How our brain cells, or neurons, use electrical signals to communicate and coordinate for higher brain function is one of the biggest questions in all of science.
For decades, researchers have used electrodes to listen in on and record these signals. The patch clamp electrode, an electrode in a thin glass tube, revolutionized neurobiology in the 1970s with its ability to penetrate a neuron and to record quiet but telltale synaptic signals from inside the cell. But this tool lacks the ability to record a neuronal network; it can measure only about 10 cells in parallel.
Now, researchers from Harvard University have developed an electronic chip that can perform high-sensitivity intracellular recording from thousands of connected neurons simultaneously. This breakthrough allowed them to map synaptic connectivity at an unprecedented level, identifying hundreds of synaptic connections.
“Our combination of the sensitivity and parallelism can benefit fundamental and applied neurobiology alike, including functional connectome construction and high-throughput electrophysiological screening,” said Hongkun Park, Mark Hyman Jr. Professor of Chemistry and Professor of Physics, and co-senior author of the paper.

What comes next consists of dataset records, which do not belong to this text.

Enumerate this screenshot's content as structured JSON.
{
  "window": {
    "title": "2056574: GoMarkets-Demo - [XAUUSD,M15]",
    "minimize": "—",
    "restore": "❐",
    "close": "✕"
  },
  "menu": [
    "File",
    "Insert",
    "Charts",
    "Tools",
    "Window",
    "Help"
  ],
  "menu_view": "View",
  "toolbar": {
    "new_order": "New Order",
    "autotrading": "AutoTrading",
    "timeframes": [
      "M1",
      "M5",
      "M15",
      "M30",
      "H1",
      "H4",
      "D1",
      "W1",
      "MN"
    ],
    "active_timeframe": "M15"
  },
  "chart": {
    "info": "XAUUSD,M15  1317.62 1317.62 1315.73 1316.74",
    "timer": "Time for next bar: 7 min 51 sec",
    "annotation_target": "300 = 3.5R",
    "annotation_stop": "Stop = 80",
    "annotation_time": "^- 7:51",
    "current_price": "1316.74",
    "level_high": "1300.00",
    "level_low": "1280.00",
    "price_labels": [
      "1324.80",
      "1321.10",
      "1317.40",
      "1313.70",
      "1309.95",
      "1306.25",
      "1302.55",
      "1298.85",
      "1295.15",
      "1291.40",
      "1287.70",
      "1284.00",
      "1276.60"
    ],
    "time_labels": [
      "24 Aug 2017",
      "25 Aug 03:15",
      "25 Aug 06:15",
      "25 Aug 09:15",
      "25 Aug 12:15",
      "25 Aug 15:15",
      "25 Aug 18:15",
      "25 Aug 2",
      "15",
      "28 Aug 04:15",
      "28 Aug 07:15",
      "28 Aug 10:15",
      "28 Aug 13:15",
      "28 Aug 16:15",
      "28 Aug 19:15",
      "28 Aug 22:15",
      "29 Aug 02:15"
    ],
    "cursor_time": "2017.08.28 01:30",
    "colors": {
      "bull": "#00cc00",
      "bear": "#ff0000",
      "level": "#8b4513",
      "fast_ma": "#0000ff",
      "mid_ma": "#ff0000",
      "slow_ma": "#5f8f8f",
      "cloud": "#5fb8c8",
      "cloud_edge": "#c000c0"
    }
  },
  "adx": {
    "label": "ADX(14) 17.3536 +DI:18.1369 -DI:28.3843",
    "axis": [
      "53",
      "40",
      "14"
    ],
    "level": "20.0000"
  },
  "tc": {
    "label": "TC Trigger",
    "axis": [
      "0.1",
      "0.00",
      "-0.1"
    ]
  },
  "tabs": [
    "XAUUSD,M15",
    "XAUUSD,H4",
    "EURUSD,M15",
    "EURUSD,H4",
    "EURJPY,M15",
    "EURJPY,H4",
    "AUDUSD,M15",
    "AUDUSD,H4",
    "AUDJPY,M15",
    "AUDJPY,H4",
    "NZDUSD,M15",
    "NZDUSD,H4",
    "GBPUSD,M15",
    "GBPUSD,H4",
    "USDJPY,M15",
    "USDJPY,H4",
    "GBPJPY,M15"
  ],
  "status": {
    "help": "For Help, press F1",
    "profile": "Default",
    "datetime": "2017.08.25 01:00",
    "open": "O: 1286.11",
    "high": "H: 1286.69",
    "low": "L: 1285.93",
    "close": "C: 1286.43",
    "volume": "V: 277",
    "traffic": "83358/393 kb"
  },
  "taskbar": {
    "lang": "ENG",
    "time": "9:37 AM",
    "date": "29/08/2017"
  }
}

“The mapping of the biological synaptic network enabled by this long sought-after parallelization of intracellular recording also can provide a new strategy for machine intelligence to build next-generation artificial neural network and neuromorphic processors,” said Donhee Ham, Gordon McKay Professor of Applied Physics and Electrical Engineering at the John A. Paulson School of Engineering and Applied Sciences (SEAS), and co-senior author of the paper.
The research is described in Nature Biomedical Engineering.
The researchers developed the electronic chip using the same fabrication technology as computer microprocessors. The chip features a dense array of vertically standing nanometer-scale electrodes on its surface, which are operated by the underlying high-precision integrated circuit. Coated with platinum powder, each nanoelectrode has a rough surface texture, which improves its ability to pass signals.